      progress.done(progressFinish, sError);

Now finally the java.nio walker is called here. But before the FileRemoteProgressEvent progress is activated. It should be cyclically inform its EventConsumer as destination about the progress and at last about finishing. The EventConsumer referred from the progress is prepared before, if necessary. It can be used for example to show a progress bar or the current copying file, interesting if it is a very long file. The progress event can be also used with its back event facility to control the actions what are doint in the walker. For example it is possible to abort copying a very long file by user handling, maybe hold the copy action, abort the whole walking or such. For working with events and the back event see Events.html.

For that reason firstly an more commonly interface FileRemoteWalkerCallback is given, see next chapter.

This interface is used by the operation org.vishia.fileRemote.FileRemote#walkFileTree[FileRemote#walkFileTree(deepness, callback). But this is also a common approach. You can write what ever you want to use here.

5.3. FileRemoteWalkerCallback and derived classes to work

The interface org.vishia.util.SortedTreeWalkerCallback offers a walker interface with the adequate concept, but usable for all tree nodes, independent of the file system and NIO2. The concept is 'steeled' from java.nio.file.FileVisitor, it is a good idea for a universal concept.

The derived interface org.vishia.fileRemote.FileRemoteWalkerCallback. does only contain the specification of the type FileRemote, no more. But from this interface implementations are given:

You can also walk to the FileRemote directory tree, independent respectively uncoupled to the real file system. For example to count number of bytes or files. This is supported in org.vishia.fileRemote.FileRemote#walkFileTree(int depth, FileRemoteWalkerCallback callback).

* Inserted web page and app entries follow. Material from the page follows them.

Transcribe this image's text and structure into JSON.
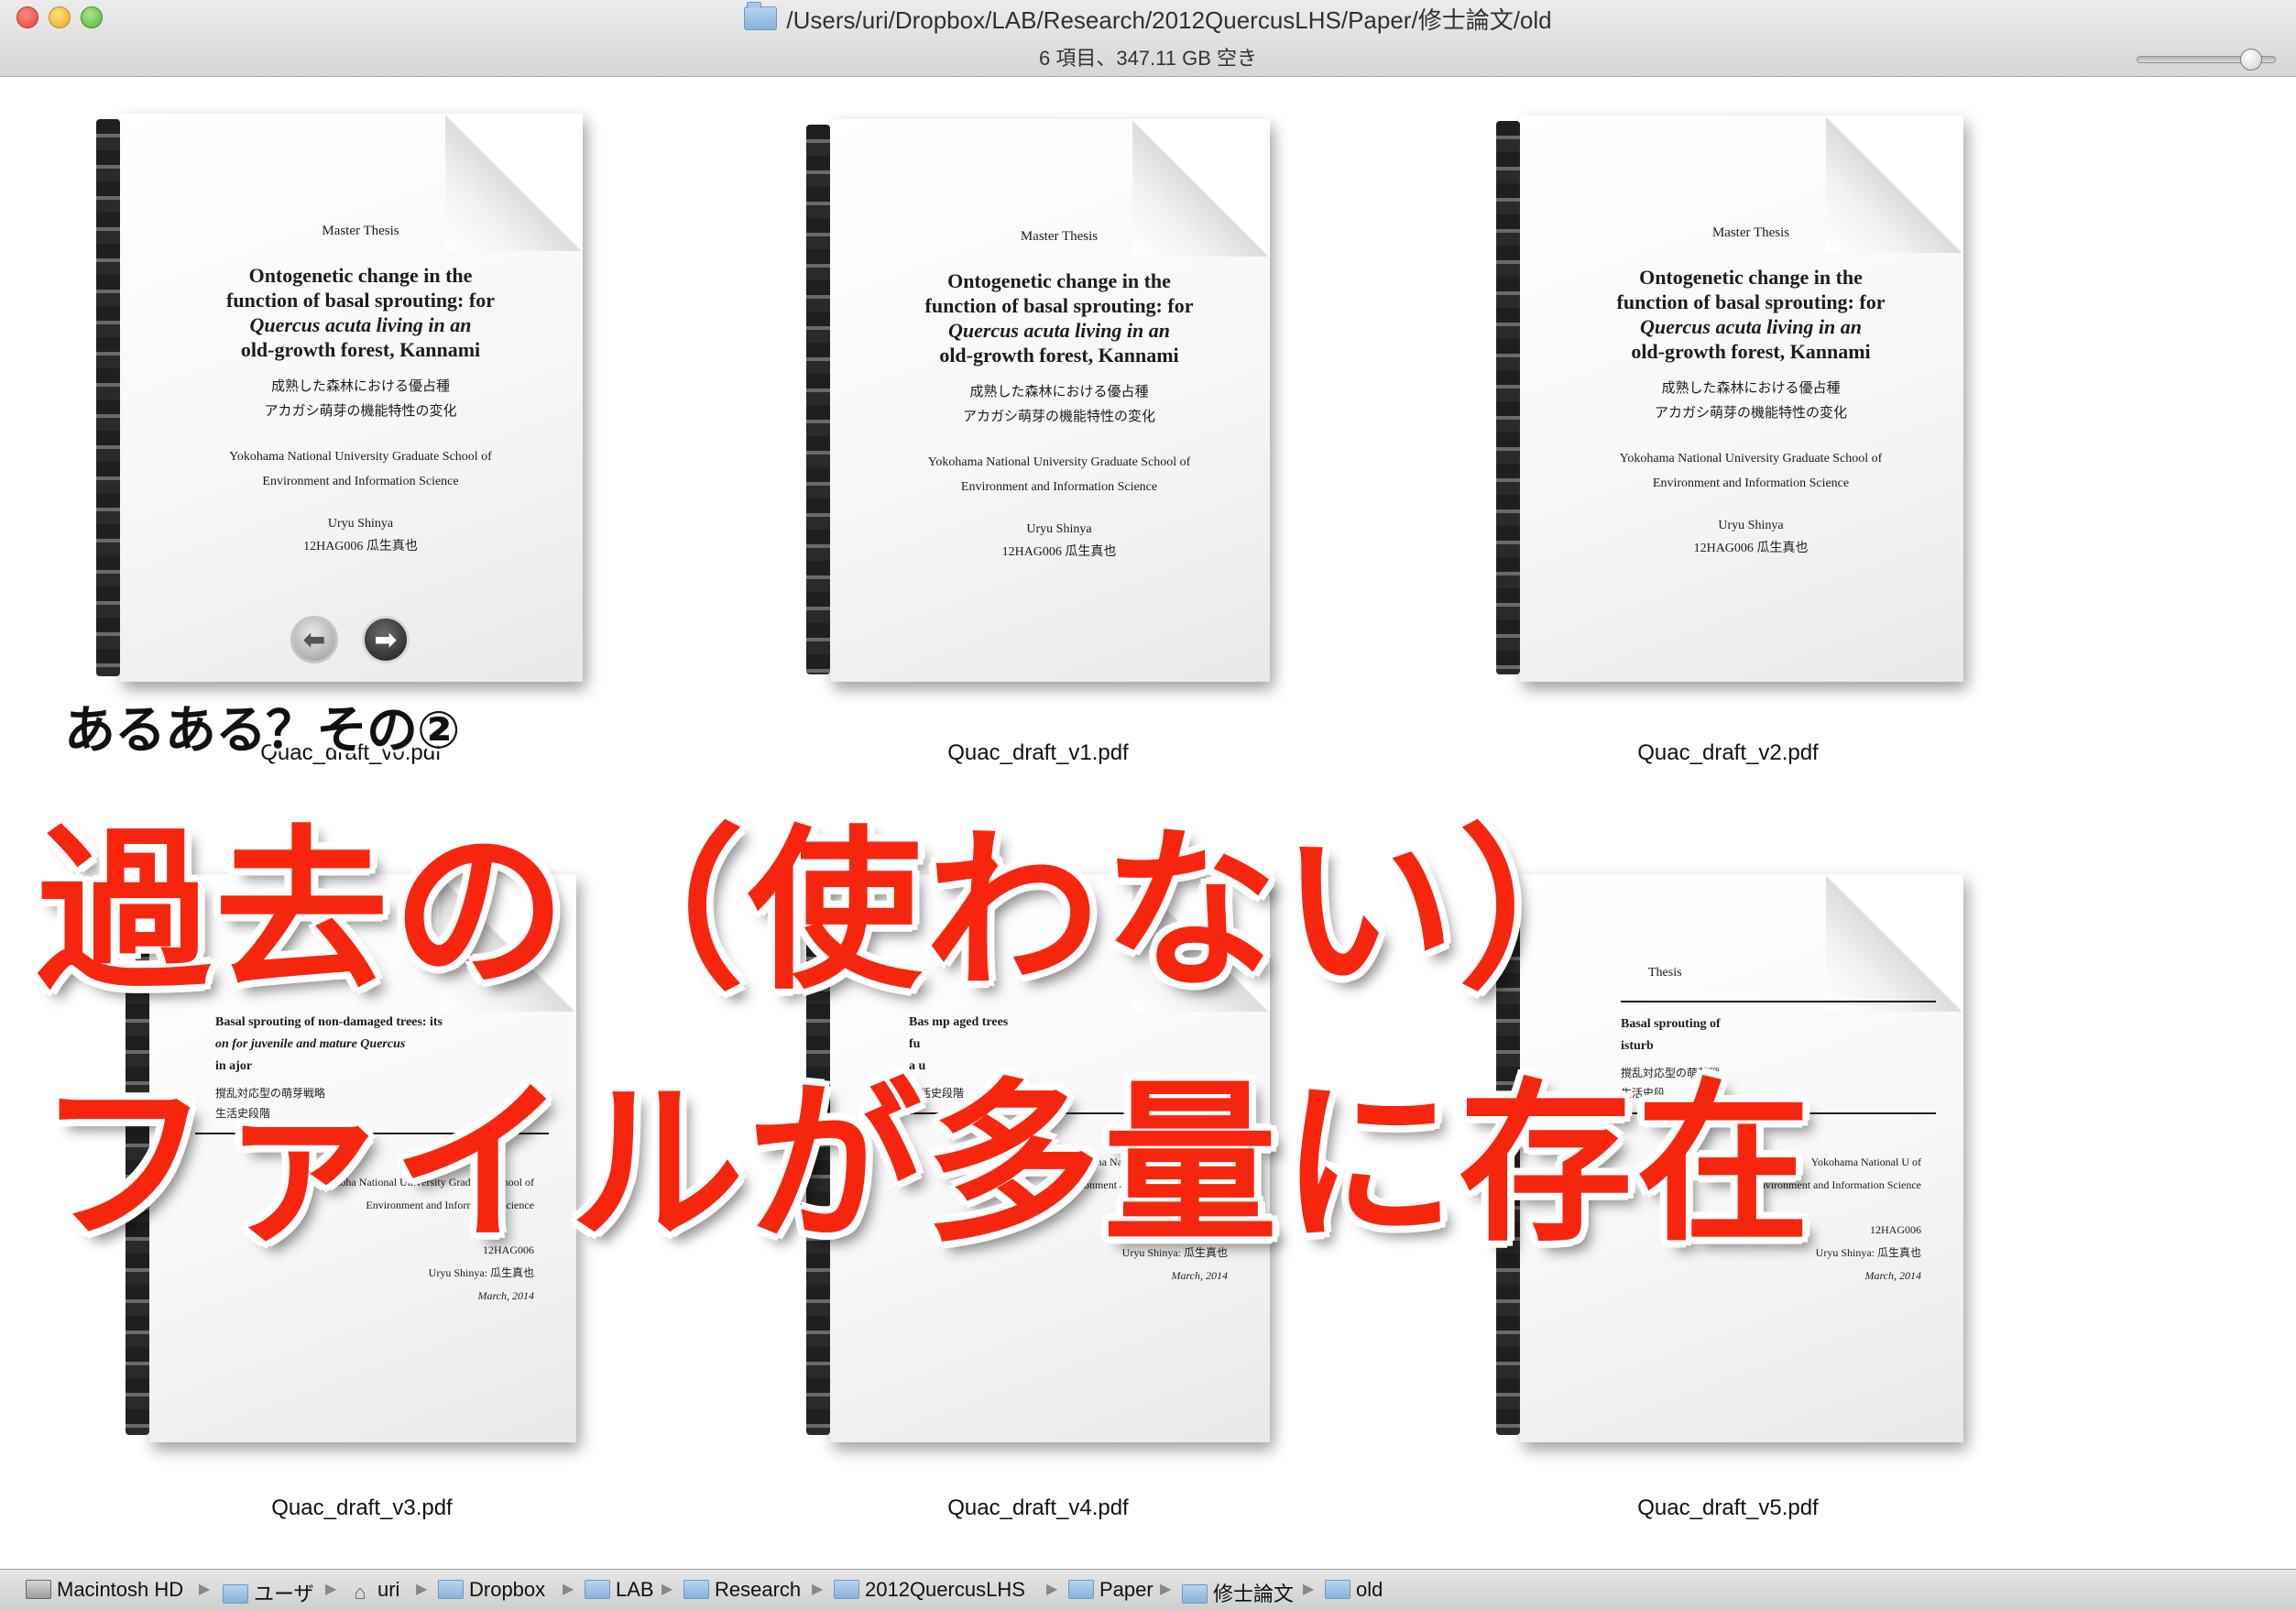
{
  "window": {
    "title": "/Users/uri/Dropbox/LAB/Research/2012QuercusLHS/Paper/修士論文/old",
    "status": "6 項目、347.11 GB 空き"
  },
  "files": [
    {
      "name": "Quac_draft_v0.pdf",
      "label": "Master Thesis",
      "title": [
        "Ontogenetic change in the",
        "function of basal sprouting: for",
        "Quercus acuta living in an",
        "old-growth forest, Kannami"
      ],
      "jp": [
        "成熟した森林における優占種",
        "アカガシ萌芽の機能特性の変化"
      ],
      "inst": [
        "Yokohama National University Graduate School of",
        "Environment and Information Science"
      ],
      "author": [
        "Uryu Shinya",
        "12HAG006 瓜生真也"
      ]
    },
    {
      "name": "Quac_draft_v1.pdf",
      "label": "Master Thesis",
      "title": [
        "Ontogenetic change in the",
        "function of basal sprouting: for",
        "Quercus acuta living in an",
        "old-growth forest, Kannami"
      ],
      "jp": [
        "成熟した森林における優占種",
        "アカガシ萌芽の機能特性の変化"
      ],
      "inst": [
        "Yokohama National University Graduate School of",
        "Environment and Information Science"
      ],
      "author": [
        "Uryu Shinya",
        "12HAG006 瓜生真也"
      ]
    },
    {
      "name": "Quac_draft_v2.pdf",
      "label": "Master Thesis",
      "title": [
        "Ontogenetic change in the",
        "function of basal sprouting: for",
        "Quercus acuta living in an",
        "old-growth forest, Kannami"
      ],
      "jp": [
        "成熟した森林における優占種",
        "アカガシ萌芽の機能特性の変化"
      ],
      "inst": [
        "Yokohama National University Graduate School of",
        "Environment and Information Science"
      ],
      "author": [
        "Uryu Shinya",
        "12HAG006 瓜生真也"
      ]
    },
    {
      "name": "Quac_draft_v3.pdf",
      "title": [
        "Basal sprouting of non-damaged trees: its",
        "on for juvenile and mature Quercus",
        "in                    ajor"
      ],
      "jp": [
        "撹乱対応型の萌芽戦略",
        "生活史段階"
      ],
      "inst": [
        "Yokoha   National University Graduate School of",
        "Environment and Information Science"
      ],
      "author": [
        "12HAG006",
        "Uryu Shinya: 瓜生真也",
        "March, 2014"
      ]
    },
    {
      "name": "Quac_draft_v4.pdf",
      "title": [
        "Bas    mp         aged trees",
        "fu",
        "a   u"
      ],
      "jp": [
        "生活史段階"
      ],
      "inst": [
        "Yokohama National University Gra          of",
        "Environment and Information Science"
      ],
      "author": [
        "12HAG006",
        "Uryu Shinya: 瓜生真也",
        "March, 2014"
      ]
    },
    {
      "name": "Quac_draft_v5.pdf",
      "label": "Thesis",
      "title": [
        "Basal sprouting of",
        "isturb"
      ],
      "jp": [
        "撹乱対応型の萌芽戦",
        "生活史段"
      ],
      "inst": [
        "Yokohama National U                  of",
        "Environment and Information Science"
      ],
      "author": [
        "12HAG006",
        "Uryu Shinya: 瓜生真也",
        "March, 2014"
      ]
    }
  ],
  "quicklook": {
    "prev_icon": "arrow-left-icon",
    "next_icon": "arrow-right-icon",
    "prev": "⬅",
    "next": "➡"
  },
  "overlay": {
    "caption": "あるある？その②",
    "line1": "過去の（使わない）",
    "line2": "ファイルが多量に存在",
    "color": "#f6260e"
  },
  "pathbar": {
    "crumbs": [
      "Macintosh HD",
      "ユーザ",
      "uri",
      "Dropbox",
      "LAB",
      "Research",
      "2012QuercusLHS",
      "Paper",
      "修士論文",
      "old"
    ],
    "separator": "▶"
  }
}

5.5. The specific walker in

Follow firstly what FileRemote.